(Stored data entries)
Content starts

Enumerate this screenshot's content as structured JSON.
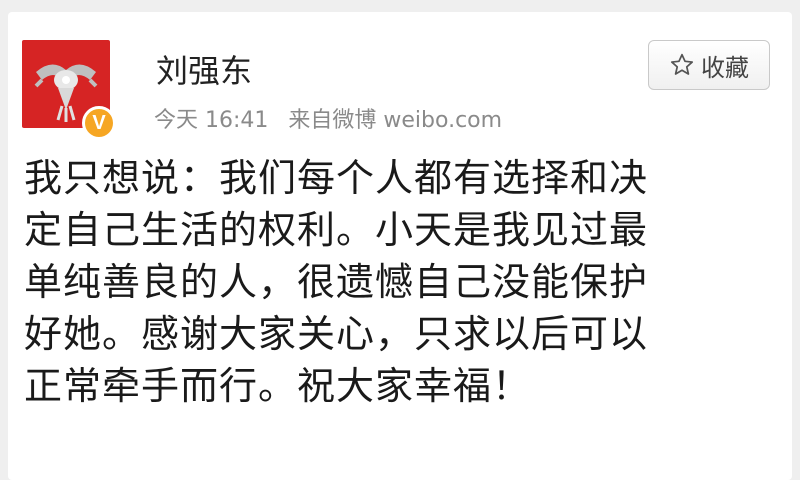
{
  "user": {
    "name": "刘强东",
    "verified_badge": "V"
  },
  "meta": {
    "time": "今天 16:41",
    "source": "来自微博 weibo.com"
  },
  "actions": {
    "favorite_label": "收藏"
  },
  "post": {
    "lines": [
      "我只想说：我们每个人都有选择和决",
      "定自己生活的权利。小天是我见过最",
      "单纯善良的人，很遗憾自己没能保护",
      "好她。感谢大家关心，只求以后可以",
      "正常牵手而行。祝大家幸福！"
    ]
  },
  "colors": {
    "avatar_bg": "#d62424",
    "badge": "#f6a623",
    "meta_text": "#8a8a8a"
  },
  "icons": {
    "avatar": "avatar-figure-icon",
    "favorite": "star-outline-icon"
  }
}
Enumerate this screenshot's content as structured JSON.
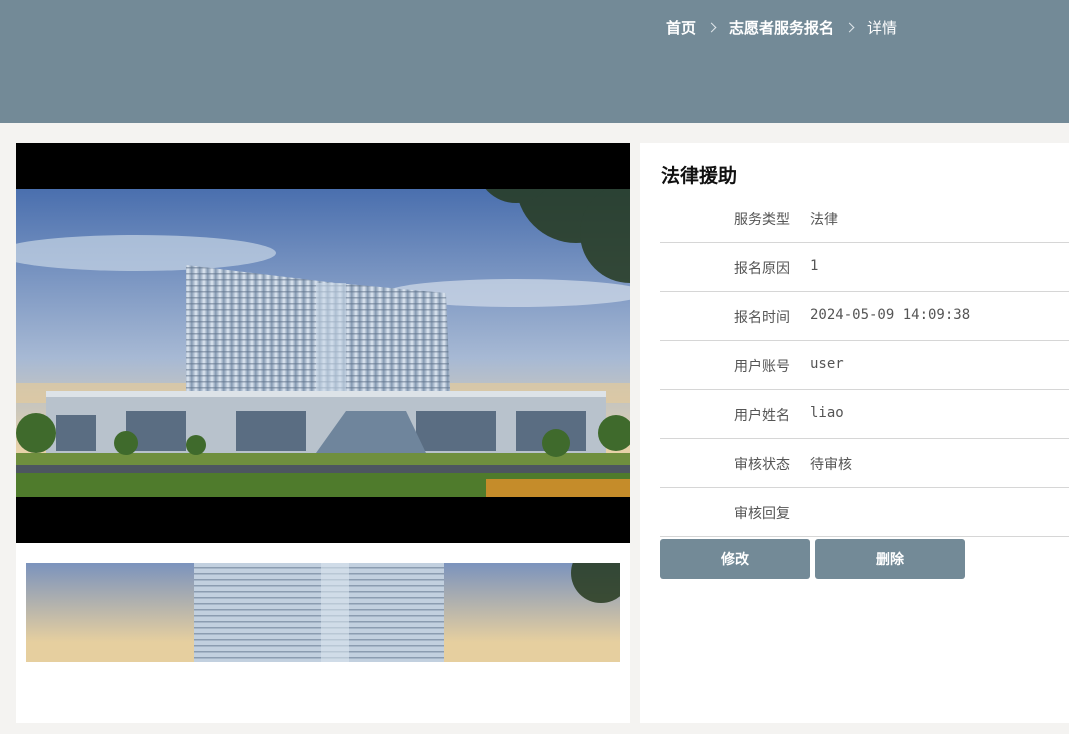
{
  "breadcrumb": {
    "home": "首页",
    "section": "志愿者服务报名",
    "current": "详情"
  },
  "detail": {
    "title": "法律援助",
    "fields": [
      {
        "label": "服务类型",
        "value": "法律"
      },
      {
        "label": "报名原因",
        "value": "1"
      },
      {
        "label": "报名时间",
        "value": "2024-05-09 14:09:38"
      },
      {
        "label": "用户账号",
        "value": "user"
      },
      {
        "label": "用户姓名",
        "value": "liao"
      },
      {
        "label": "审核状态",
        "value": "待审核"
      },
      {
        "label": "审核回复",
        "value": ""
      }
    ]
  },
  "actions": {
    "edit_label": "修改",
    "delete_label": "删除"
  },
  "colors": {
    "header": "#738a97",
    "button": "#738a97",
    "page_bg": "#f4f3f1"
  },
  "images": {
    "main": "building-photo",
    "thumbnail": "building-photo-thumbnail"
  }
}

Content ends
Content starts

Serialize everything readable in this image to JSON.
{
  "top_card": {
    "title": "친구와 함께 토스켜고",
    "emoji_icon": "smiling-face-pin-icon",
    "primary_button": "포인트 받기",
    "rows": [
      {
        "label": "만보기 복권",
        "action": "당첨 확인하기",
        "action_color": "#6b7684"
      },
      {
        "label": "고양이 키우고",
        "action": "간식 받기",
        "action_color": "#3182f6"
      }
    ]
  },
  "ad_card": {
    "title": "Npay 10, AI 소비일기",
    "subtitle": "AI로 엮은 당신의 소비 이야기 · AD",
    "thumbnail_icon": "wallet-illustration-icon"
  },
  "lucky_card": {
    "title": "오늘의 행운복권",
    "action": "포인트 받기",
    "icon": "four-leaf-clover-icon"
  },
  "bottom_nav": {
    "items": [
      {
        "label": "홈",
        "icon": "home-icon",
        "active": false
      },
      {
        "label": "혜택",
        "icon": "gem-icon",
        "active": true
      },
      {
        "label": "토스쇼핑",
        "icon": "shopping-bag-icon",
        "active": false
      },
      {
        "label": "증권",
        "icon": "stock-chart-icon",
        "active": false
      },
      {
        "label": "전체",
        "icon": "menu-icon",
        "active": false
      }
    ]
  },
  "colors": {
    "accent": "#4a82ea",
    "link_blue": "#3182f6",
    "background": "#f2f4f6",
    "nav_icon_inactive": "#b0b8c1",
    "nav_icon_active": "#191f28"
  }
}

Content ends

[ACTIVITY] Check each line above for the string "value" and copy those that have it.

[ANSWER TO THIS TASK]
        "value": "法律"
        "value": "1"
        "value": "2024-05-09 14:09:38"
        "value": "user"
        "value": "liao"
        "value": "待审核"
        "value": ""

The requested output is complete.